Problem to work on:
Report all lines in the records that hold the string "this".

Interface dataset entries
# # # # # # #

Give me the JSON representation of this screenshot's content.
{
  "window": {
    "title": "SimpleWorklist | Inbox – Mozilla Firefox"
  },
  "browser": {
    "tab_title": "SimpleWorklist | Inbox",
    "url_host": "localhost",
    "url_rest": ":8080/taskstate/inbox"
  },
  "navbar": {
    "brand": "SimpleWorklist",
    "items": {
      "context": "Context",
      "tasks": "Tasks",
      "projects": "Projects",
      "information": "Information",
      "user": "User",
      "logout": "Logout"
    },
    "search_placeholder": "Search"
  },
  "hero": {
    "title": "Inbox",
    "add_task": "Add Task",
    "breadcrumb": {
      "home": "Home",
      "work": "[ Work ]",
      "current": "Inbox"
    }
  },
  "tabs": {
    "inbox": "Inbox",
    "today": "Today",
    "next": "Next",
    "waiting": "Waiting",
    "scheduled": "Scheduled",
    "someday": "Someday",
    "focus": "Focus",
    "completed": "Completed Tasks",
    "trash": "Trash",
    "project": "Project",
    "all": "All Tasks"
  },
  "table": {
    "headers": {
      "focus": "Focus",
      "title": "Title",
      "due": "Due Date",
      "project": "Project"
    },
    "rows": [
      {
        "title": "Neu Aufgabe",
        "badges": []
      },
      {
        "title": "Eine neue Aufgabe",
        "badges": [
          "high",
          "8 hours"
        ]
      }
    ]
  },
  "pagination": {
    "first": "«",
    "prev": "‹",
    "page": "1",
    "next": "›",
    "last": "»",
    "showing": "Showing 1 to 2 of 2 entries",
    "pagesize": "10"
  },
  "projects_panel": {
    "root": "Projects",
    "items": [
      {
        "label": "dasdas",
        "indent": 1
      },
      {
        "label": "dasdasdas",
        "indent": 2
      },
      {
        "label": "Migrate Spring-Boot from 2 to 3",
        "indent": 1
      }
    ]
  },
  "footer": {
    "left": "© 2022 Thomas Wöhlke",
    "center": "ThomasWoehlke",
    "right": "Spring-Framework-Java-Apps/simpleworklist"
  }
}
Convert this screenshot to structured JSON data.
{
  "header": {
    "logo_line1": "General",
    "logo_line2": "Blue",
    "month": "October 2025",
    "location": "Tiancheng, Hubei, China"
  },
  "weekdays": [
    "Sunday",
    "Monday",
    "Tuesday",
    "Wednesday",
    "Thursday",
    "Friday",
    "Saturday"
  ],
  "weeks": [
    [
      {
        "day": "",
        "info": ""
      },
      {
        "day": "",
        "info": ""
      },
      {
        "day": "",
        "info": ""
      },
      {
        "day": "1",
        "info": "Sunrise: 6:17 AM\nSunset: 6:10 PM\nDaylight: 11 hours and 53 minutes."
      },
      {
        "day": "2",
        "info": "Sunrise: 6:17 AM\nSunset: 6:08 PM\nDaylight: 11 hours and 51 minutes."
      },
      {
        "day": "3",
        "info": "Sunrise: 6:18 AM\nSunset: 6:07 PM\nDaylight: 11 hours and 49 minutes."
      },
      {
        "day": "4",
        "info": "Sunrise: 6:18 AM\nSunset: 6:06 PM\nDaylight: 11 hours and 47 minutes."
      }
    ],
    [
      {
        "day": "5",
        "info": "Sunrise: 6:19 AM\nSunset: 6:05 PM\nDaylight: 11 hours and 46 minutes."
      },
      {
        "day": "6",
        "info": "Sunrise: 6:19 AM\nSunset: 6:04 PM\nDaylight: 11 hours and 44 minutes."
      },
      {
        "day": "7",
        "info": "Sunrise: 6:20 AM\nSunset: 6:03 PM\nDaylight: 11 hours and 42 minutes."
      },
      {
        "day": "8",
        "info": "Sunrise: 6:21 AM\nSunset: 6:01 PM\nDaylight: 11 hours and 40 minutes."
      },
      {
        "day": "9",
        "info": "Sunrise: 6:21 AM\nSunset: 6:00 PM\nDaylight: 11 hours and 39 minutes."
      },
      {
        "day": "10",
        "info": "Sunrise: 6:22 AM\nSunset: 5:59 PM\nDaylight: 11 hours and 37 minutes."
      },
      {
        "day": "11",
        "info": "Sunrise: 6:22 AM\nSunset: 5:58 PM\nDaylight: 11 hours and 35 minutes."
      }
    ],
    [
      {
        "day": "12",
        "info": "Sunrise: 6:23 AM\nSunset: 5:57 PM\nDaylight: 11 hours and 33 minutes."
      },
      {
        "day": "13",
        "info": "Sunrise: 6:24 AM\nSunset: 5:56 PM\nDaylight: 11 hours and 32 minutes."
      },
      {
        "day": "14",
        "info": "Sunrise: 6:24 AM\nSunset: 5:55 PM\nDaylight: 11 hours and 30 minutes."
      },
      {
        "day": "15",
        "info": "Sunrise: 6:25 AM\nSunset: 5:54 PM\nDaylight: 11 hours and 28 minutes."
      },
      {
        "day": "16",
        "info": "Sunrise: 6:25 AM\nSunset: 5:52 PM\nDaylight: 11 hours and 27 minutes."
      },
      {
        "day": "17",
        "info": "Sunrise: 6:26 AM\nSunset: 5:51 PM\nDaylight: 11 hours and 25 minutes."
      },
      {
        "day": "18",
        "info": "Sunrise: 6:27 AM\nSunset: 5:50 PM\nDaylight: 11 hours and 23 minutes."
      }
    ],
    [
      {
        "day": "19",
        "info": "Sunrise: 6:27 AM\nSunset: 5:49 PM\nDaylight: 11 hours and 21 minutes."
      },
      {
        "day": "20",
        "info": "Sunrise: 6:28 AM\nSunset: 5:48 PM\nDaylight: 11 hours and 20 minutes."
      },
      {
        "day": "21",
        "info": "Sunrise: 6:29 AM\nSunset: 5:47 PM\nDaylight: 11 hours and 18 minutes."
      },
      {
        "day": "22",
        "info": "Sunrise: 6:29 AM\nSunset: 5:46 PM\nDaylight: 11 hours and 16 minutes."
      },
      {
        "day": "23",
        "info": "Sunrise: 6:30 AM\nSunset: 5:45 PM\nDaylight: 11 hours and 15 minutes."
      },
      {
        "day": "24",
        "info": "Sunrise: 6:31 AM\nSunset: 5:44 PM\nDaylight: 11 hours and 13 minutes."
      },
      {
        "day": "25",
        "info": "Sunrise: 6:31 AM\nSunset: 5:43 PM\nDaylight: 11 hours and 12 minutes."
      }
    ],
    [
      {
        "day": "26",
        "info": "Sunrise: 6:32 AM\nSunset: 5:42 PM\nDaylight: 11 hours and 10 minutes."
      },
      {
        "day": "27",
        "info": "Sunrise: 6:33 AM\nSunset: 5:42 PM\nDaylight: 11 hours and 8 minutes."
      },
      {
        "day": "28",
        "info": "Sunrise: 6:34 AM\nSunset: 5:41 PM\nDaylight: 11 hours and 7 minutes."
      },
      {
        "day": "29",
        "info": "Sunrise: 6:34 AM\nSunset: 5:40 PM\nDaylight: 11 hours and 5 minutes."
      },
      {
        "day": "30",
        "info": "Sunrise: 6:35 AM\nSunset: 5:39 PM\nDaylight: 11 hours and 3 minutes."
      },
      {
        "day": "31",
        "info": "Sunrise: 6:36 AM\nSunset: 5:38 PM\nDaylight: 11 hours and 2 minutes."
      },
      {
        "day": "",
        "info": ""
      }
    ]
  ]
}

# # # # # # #

Result of the task:
Give me the JSON representation of this screenshot's content.
Convert this screenshot to structured JSON data.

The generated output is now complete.